NEW YORK (Reuters) - The euro headed for its best week in eight against the dollar on Friday but the gains appeared to be running out of steam as investors deemed policymakers’ latest action insufficient to solve Europe’s debt crisis.
Gains in the euro were fueled by the European Central Bank’s announcement on Thursday of joint action with other central banks to offer three-month dollar loans to banks in order to ease pressure in the money market. But the euro’s rally faded on Friday as traders refocused on the risk of an eventual debt default by Greece.
Attention will shift to the United States early next week, with the Federal Reserve set to hold its September policy meeting on Tuesday and Wednesday. Many investors expect the U.S. central bank’s Federal Open Market Committee to take some form of intervention in the bond market to stimulate the sluggish economy.
With Europe’s debt troubles lingering and the United States unlikely to announce a third round of quantitative easing, analysts see the euro remaining under pressure, with any dollar weakness likely be used as a buying opportunity.
“I‘m still bearish on the currency. The only risk I see to that outlook would be the FOMC come out with a surprise,” said Jessica Hoversen, FX analyst at MF Global in New York.
The most likely scenario for the Fed next week is to adopt “Operation Twist,” in which the Fed would buy longer-dated Treasury bonds and sell shorter-dated ones to lower long-term rates without expanding the balance sheet.
Such a move has already been priced in and therefore should have little impact on the dollar, analysts say. By contrast, in quantitative easing, the Fed buys government securities for its balance sheet, which would increase dollar liquidity and encourage risk appetite, leading to currency weakness.

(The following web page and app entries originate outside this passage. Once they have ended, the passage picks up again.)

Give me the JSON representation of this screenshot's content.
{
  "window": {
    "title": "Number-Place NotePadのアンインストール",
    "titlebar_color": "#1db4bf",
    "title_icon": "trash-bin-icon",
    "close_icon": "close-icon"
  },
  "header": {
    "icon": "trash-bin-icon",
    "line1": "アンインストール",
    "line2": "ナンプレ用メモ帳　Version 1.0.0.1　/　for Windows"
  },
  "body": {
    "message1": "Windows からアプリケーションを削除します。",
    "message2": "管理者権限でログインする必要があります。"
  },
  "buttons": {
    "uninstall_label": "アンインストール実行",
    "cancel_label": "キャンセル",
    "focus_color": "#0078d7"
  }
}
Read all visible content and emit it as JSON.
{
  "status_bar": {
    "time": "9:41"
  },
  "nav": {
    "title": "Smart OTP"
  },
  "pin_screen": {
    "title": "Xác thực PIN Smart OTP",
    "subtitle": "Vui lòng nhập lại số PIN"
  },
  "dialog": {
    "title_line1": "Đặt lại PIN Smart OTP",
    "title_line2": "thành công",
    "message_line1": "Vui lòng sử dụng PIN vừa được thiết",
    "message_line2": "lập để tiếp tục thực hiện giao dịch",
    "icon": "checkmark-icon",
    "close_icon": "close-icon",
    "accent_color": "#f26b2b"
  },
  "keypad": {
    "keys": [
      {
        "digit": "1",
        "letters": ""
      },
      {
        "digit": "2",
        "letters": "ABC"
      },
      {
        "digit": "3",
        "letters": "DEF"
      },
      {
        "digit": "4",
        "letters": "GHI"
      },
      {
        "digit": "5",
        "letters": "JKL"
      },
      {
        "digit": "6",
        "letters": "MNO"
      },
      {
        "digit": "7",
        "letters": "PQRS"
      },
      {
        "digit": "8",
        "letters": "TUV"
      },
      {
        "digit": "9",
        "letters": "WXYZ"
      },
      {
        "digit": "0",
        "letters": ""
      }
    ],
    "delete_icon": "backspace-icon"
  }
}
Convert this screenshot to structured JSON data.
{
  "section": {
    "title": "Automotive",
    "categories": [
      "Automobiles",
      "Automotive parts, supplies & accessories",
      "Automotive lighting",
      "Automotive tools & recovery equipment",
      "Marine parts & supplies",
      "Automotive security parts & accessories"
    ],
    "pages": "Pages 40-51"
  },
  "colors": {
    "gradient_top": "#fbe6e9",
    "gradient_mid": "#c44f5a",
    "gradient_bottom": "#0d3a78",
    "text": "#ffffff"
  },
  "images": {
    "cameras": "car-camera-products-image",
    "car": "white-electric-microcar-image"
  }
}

The euro was last down 0.6 percent at $1.37860, off a one-week peak of $1.39370 hit on Thursday but held above a seven-month trough below $1.35 plumbed on Monday. The euro has gained around 1.6 percent this week, its best weekly performance since the week of July 24.
Currency speculators boosted bets against the euro in the latest week, data from the Commodity Futures Trading Commission showed on Friday. They also turned long on the U.S. dollar for the first time since July 2010, with a net long position of $1.77 billion, compared with a net short position of $3.94 billion a week earlier.
Disappointment over a meeting of European Union finance ministers that ends on Saturday could also weigh on the euro.
U.S. Treasury Secretary Timothy Geithner urged EU finance ministers Friday to leverage their bailout fund to better tackle the debt crisis and to start speaking with one voice, but his proposal met resistance.
Less than 75 percent of private sector creditors have signaled they will take part in a scheme to buy back Greek debt, far less than the 90 percent target set by Greece, a shortfall that could jeopardize the euro zone’s second bailout package for Athens.
A Reuters poll showed Greece will likely default on its sovereign debt within a year after it exhausts the patience of its euro zone partners, but there is only a one-in-five chance it will leave the 17-nation euro zone.
“In this environment, we continue to recommend being defensively positioned and suggest fading rallies in the euro and risk currencies more generally,” said Sara Yates, currency strategist at Barclays Capital in London..
“However, with the market short euro/dollar, should we be surprised by political progress, euro/dollar could squeeze higher. For this reason, we prefer to express our bearish view by buying a euro/dollar put spread.”
The dollar rose 0.1 percent to 76.83 yen. The threat of Japanese intervention has kept dollar/yen in a tight range and above its record low around 75.94. On the week, the dollar lost 0.8 percent, the biggest weekly drop in a month.
Additional reporting by Gertrude Chavez-Dreyfuss; Editing by Leslie Adler